HAENGGI, D., KINTSCH, W., & GERNSBACHER, M. A. (1995). Spatial situation models and text comprehension. Discourse Processes, 19, 173-199.

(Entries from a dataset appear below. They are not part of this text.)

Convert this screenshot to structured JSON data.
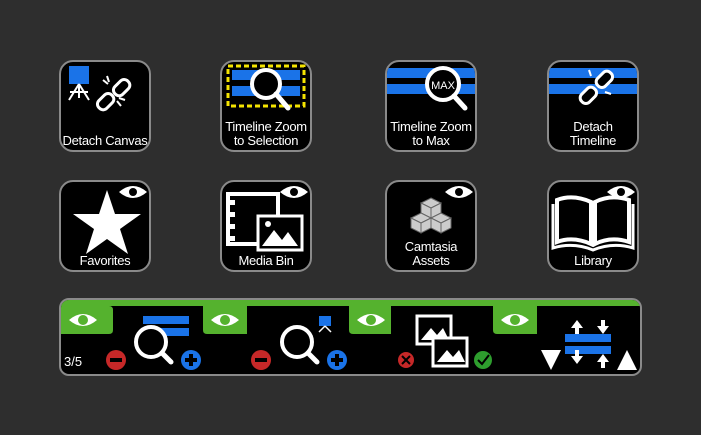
{
  "colors": {
    "background": "#2e2e2e",
    "tile_fill": "#000000",
    "tile_border": "#8a8a8a",
    "accent_blue": "#1a73e8",
    "accent_yellow": "#f5e400",
    "accent_green": "#55b22e",
    "minus_red": "#c62828",
    "check_green": "#2e9e2e"
  },
  "tiles": [
    {
      "label": "Detach Canvas",
      "icon": "detach-canvas-icon"
    },
    {
      "label": "Timeline Zoom to Selection",
      "icon": "zoom-selection-icon"
    },
    {
      "label": "Timeline Zoom to Max",
      "icon": "zoom-max-icon",
      "badge": "MAX"
    },
    {
      "label": "Detach Timeline",
      "icon": "detach-timeline-icon"
    },
    {
      "label": "Favorites",
      "icon": "star-icon"
    },
    {
      "label": "Media Bin",
      "icon": "media-bin-icon"
    },
    {
      "label": "Camtasia Assets",
      "icon": "assets-cubes-icon"
    },
    {
      "label": "Library",
      "icon": "library-book-icon"
    }
  ],
  "strip": {
    "page_indicator": "3/5",
    "segments": [
      "timeline-zoom-segment",
      "canvas-zoom-segment",
      "media-navigate-segment",
      "track-navigate-segment"
    ]
  }
}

Three experiments examined how readers inferred spatial information that was relevant to a story character’s movements through a previously memorized layout of a fictional building relative to various tasks. This study also examined how inference measures were related to spatial and imagery and and reading comprehension ability. Replicating the spatial separation effect reported by Morrow, Greenspan, and Bower (1987), probed objects were responded to faster when they were located in the same room of a building as the main character of a narrative than when the objects were located in different rooms. Experiment 2 ruled out a simple name-based priming explanation of the spatial separation effect, and Experiment 3 demonstrated a fascilitation for objects from the character’s target room even when readers were provided with a spatially indeterminate list description of the building. The construction-intigration model of text comprehension accounted for the spatial saparation effect in terms of variations in the knowledge-integration process. It was concluded that the integration of an enriched knowledge network can facilitate the process of mapping text information onto a developing mental representation of a discourse situation, a process that gains further support from spatial imagery and reading comprehension ability.